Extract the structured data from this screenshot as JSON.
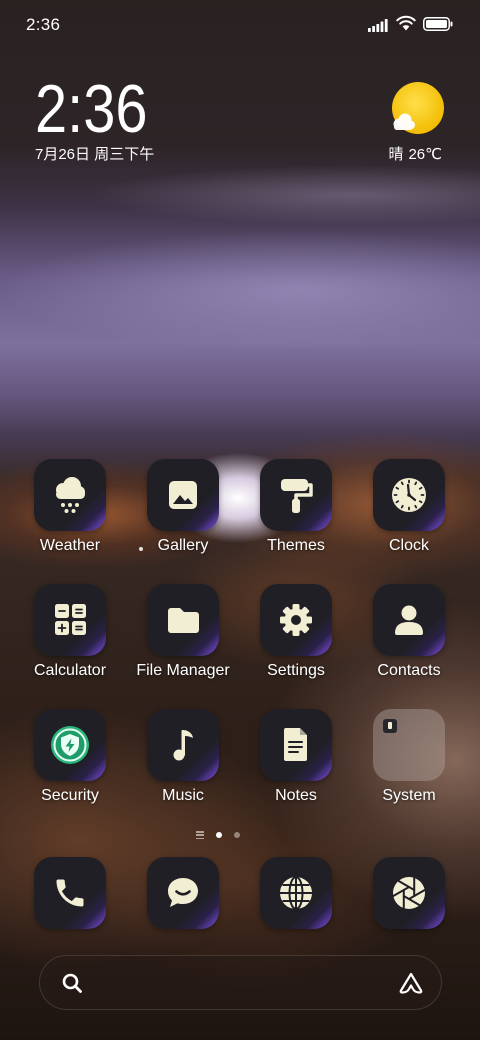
{
  "status_bar": {
    "time": "2:36",
    "signal_icon": "signal-bars-icon",
    "wifi_icon": "wifi-icon",
    "battery_icon": "battery-icon"
  },
  "clock_widget": {
    "time": "2:36",
    "date": "7月26日 周三下午"
  },
  "weather_widget": {
    "icon": "sun-cloud-icon",
    "condition": "晴",
    "temperature": "26℃"
  },
  "apps": [
    {
      "label": "Weather",
      "icon": "weather-snow-cloud-icon"
    },
    {
      "label": "Gallery",
      "icon": "gallery-image-icon"
    },
    {
      "label": "Themes",
      "icon": "paint-roller-icon"
    },
    {
      "label": "Clock",
      "icon": "clock-icon"
    },
    {
      "label": "Calculator",
      "icon": "calculator-icon"
    },
    {
      "label": "File Manager",
      "icon": "folder-icon"
    },
    {
      "label": "Settings",
      "icon": "gear-icon"
    },
    {
      "label": "Contacts",
      "icon": "person-icon"
    },
    {
      "label": "Security",
      "icon": "shield-bolt-icon"
    },
    {
      "label": "Music",
      "icon": "music-note-icon"
    },
    {
      "label": "Notes",
      "icon": "document-icon"
    },
    {
      "label": "System",
      "icon": "app-folder-icon"
    }
  ],
  "page_indicator": {
    "icon": "app-list-icon",
    "pages": 2,
    "current_page": 1
  },
  "dock": [
    {
      "icon": "phone-icon"
    },
    {
      "icon": "message-bubble-icon"
    },
    {
      "icon": "globe-icon"
    },
    {
      "icon": "camera-aperture-icon"
    }
  ],
  "search_bar": {
    "search_icon": "search-icon",
    "assistant_icon": "assistant-logo-icon"
  },
  "colors": {
    "icon_glyph": "#f2eed3",
    "icon_background": "#1f1f25",
    "accent_purple": "#7a4fd6",
    "security_green": "#28b67a",
    "sun_yellow": "#f6c700"
  }
}
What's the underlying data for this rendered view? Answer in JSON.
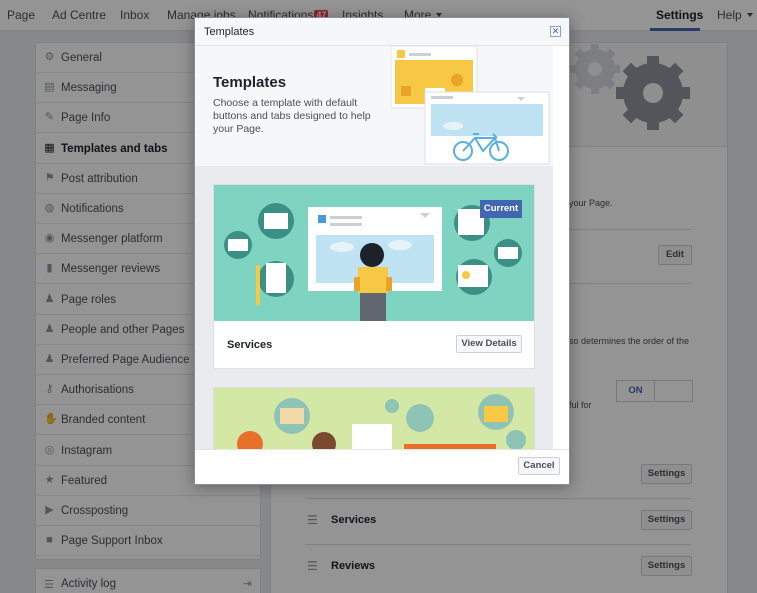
{
  "topnav": {
    "items": [
      "Page",
      "Ad Centre",
      "Inbox",
      "Manage jobs",
      "Notifications",
      "Insights",
      "More"
    ],
    "notifications_count": "47",
    "settings": "Settings",
    "help": "Help"
  },
  "sidebar": {
    "items": [
      {
        "label": "General",
        "icon": "gear-icon"
      },
      {
        "label": "Messaging",
        "icon": "chat-icon"
      },
      {
        "label": "Page Info",
        "icon": "pencil-icon"
      },
      {
        "label": "Templates and tabs",
        "icon": "grid-icon"
      },
      {
        "label": "Post attribution",
        "icon": "flag-icon"
      },
      {
        "label": "Notifications",
        "icon": "globe-icon"
      },
      {
        "label": "Messenger platform",
        "icon": "messenger-icon"
      },
      {
        "label": "Messenger reviews",
        "icon": "bars-icon"
      },
      {
        "label": "Page roles",
        "icon": "person-icon"
      },
      {
        "label": "People and other Pages",
        "icon": "people-icon"
      },
      {
        "label": "Preferred Page Audience",
        "icon": "audience-icon"
      },
      {
        "label": "Authorisations",
        "icon": "key-icon"
      },
      {
        "label": "Branded content",
        "icon": "handshake-icon"
      },
      {
        "label": "Instagram",
        "icon": "instagram-icon"
      },
      {
        "label": "Featured",
        "icon": "star-icon"
      },
      {
        "label": "Crossposting",
        "icon": "video-icon"
      },
      {
        "label": "Page Support Inbox",
        "icon": "facebook-icon"
      }
    ],
    "active_index": 3,
    "activity_log": "Activity log"
  },
  "main": {
    "fragment_your_page": "your Page.",
    "fragment_order": "so determines the order of the",
    "fragment_for1": "ful for",
    "fragment_for2": "",
    "edit_label": "Edit",
    "toggle_on": "ON",
    "tabs": [
      {
        "name": "",
        "button": "Settings"
      },
      {
        "name": "Services",
        "button": "Settings"
      },
      {
        "name": "Reviews",
        "button": "Settings"
      }
    ]
  },
  "dialog": {
    "title": "Templates",
    "heading": "Templates",
    "description": "Choose a template with default buttons and tabs designed to help your Page.",
    "cards": [
      {
        "name": "Services",
        "badge": "Current",
        "button": "View Details"
      }
    ],
    "cancel": "Cancel"
  },
  "colors": {
    "accent": "#4267b2",
    "teal": "#7fd3c1",
    "yellow": "#f7c844",
    "green_bg": "#d4e8a6"
  }
}
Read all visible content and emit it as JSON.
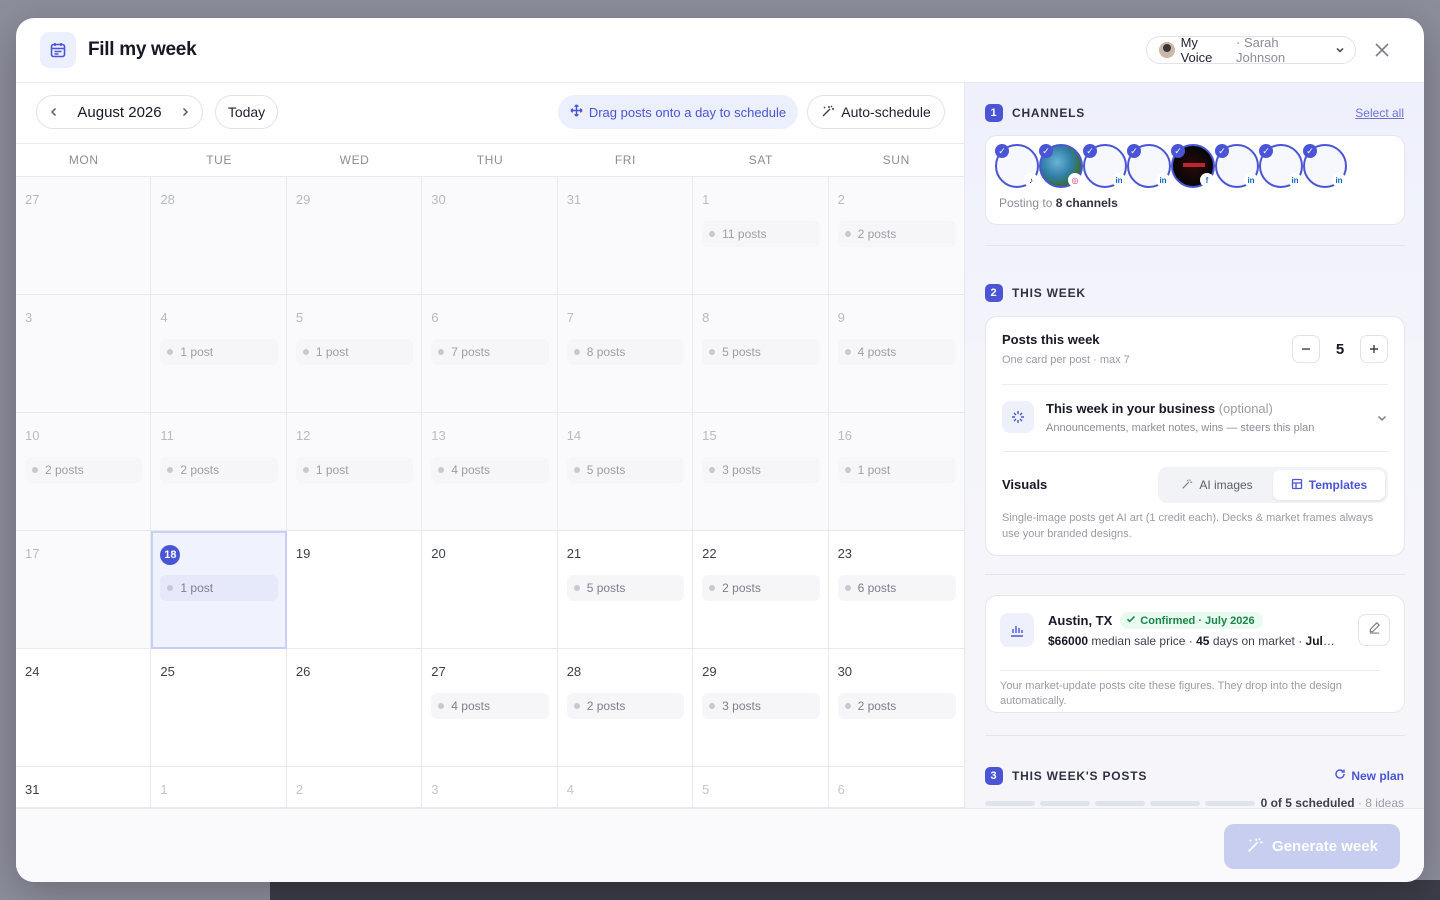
{
  "header": {
    "title": "Fill my week",
    "voice_label": "My Voice",
    "voice_user": "· Sarah Johnson"
  },
  "calendar": {
    "month": "August 2026",
    "today_label": "Today",
    "drag_hint": "Drag posts onto a day to schedule",
    "auto_label": "Auto-schedule",
    "weekdays": [
      "MON",
      "TUE",
      "WED",
      "THU",
      "FRI",
      "SAT",
      "SUN"
    ],
    "days": [
      {
        "n": "27",
        "muted": true,
        "count": ""
      },
      {
        "n": "28",
        "muted": true,
        "count": ""
      },
      {
        "n": "29",
        "muted": true,
        "count": ""
      },
      {
        "n": "30",
        "muted": true,
        "count": ""
      },
      {
        "n": "31",
        "muted": true,
        "count": ""
      },
      {
        "n": "1",
        "muted": true,
        "count": "11 posts"
      },
      {
        "n": "2",
        "muted": true,
        "count": "2 posts"
      },
      {
        "n": "3",
        "muted": true,
        "count": ""
      },
      {
        "n": "4",
        "muted": true,
        "count": "1 post"
      },
      {
        "n": "5",
        "muted": true,
        "count": "1 post"
      },
      {
        "n": "6",
        "muted": true,
        "count": "7 posts"
      },
      {
        "n": "7",
        "muted": true,
        "count": "8 posts"
      },
      {
        "n": "8",
        "muted": true,
        "count": "5 posts"
      },
      {
        "n": "9",
        "muted": true,
        "count": "4 posts"
      },
      {
        "n": "10",
        "muted": true,
        "count": "2 posts"
      },
      {
        "n": "11",
        "muted": true,
        "count": "2 posts"
      },
      {
        "n": "12",
        "muted": true,
        "count": "1 post"
      },
      {
        "n": "13",
        "muted": true,
        "count": "4 posts"
      },
      {
        "n": "14",
        "muted": true,
        "count": "5 posts"
      },
      {
        "n": "15",
        "muted": true,
        "count": "3 posts"
      },
      {
        "n": "16",
        "muted": true,
        "count": "1 post"
      },
      {
        "n": "17",
        "muted": true,
        "count": ""
      },
      {
        "n": "18",
        "today": true,
        "count": "1 post"
      },
      {
        "n": "19",
        "count": ""
      },
      {
        "n": "20",
        "count": ""
      },
      {
        "n": "21",
        "count": "5 posts"
      },
      {
        "n": "22",
        "count": "2 posts"
      },
      {
        "n": "23",
        "count": "6 posts"
      },
      {
        "n": "24",
        "count": ""
      },
      {
        "n": "25",
        "count": ""
      },
      {
        "n": "26",
        "count": ""
      },
      {
        "n": "27",
        "count": "4 posts"
      },
      {
        "n": "28",
        "count": "2 posts"
      },
      {
        "n": "29",
        "count": "3 posts"
      },
      {
        "n": "30",
        "count": "2 posts"
      },
      {
        "n": "31",
        "count": ""
      },
      {
        "n": "1",
        "dim": true,
        "count": ""
      },
      {
        "n": "2",
        "dim": true,
        "count": ""
      },
      {
        "n": "3",
        "dim": true,
        "count": ""
      },
      {
        "n": "4",
        "dim": true,
        "count": ""
      },
      {
        "n": "5",
        "dim": true,
        "count": ""
      },
      {
        "n": "6",
        "dim": true,
        "count": ""
      }
    ]
  },
  "channels": {
    "step": "1",
    "title": "CHANNELS",
    "select_all": "Select all",
    "posting_prefix": "Posting to",
    "posting_count": "8 channels",
    "avatars": [
      {
        "network": "tiktok",
        "style": "plain",
        "badge": "♪"
      },
      {
        "network": "instagram",
        "style": "globe",
        "badge": "◎"
      },
      {
        "network": "linkedin",
        "style": "plain",
        "badge": "in"
      },
      {
        "network": "linkedin",
        "style": "plain",
        "badge": "in"
      },
      {
        "network": "facebook",
        "style": "dark",
        "badge": "f"
      },
      {
        "network": "linkedin",
        "style": "plain",
        "badge": "in"
      },
      {
        "network": "linkedin",
        "style": "plain",
        "badge": "in"
      },
      {
        "network": "linkedin",
        "style": "plain",
        "badge": "in"
      }
    ]
  },
  "this_week": {
    "step": "2",
    "title": "THIS WEEK",
    "posts_title": "Posts this week",
    "posts_sub": "One card per post · max 7",
    "posts_value": "5",
    "biz_title": "This week in your business",
    "biz_optional": "(optional)",
    "biz_sub": "Announcements, market notes, wins — steers this plan",
    "visuals_label": "Visuals",
    "ai_images": "AI images",
    "templates": "Templates",
    "visuals_note": "Single-image posts get AI art (1 credit each). Decks & market frames always use your branded designs."
  },
  "market": {
    "city": "Austin, TX",
    "badge": "Confirmed · July 2026",
    "price": "$66000",
    "price_label": "median sale price ·",
    "days": "45",
    "days_label": "days on market ·",
    "month": "July...",
    "note": "Your market-update posts cite these figures. They drop into the design automatically."
  },
  "posts": {
    "step": "3",
    "title": "THIS WEEK'S POSTS",
    "new_plan": "New plan",
    "scheduled": "0 of 5 scheduled",
    "ideas": "· 8 ideas"
  },
  "footer": {
    "generate": "Generate week"
  },
  "colors": {
    "accent": "#4a55d6",
    "success": "#17864a",
    "disabled_button": "#c7cef0"
  }
}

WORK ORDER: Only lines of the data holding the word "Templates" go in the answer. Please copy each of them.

RESPONSE TO THIS TASK:
        "label": "Templates and tabs",
    "title": "Templates",
    "heading": "Templates",
    "templates": "Templates",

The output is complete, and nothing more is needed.